■ **Goal of the exercise**
The response must be made up of the lines in the entries below that contain "flag".

*** Supplied entries Section Begins ***

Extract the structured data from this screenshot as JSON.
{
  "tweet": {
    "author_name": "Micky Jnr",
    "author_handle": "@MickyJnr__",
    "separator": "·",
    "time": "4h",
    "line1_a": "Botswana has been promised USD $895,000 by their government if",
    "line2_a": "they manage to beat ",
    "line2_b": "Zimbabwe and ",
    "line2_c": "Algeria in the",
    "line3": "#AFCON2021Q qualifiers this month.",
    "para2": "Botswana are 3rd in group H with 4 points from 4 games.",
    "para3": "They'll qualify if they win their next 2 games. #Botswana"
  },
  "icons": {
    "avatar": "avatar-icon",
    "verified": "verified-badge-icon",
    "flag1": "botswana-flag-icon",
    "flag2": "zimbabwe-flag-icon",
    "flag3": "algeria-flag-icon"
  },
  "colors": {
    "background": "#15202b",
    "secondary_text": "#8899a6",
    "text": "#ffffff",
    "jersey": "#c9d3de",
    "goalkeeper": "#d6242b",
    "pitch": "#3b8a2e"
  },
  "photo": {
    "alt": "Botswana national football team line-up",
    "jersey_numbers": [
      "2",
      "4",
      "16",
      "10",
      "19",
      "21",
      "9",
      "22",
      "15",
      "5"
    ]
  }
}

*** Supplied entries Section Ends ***

■ **Exercise response**
    "flag1": "botswana-flag-icon",
    "flag2": "zimbabwe-flag-icon",
    "flag3": "algeria-flag-icon"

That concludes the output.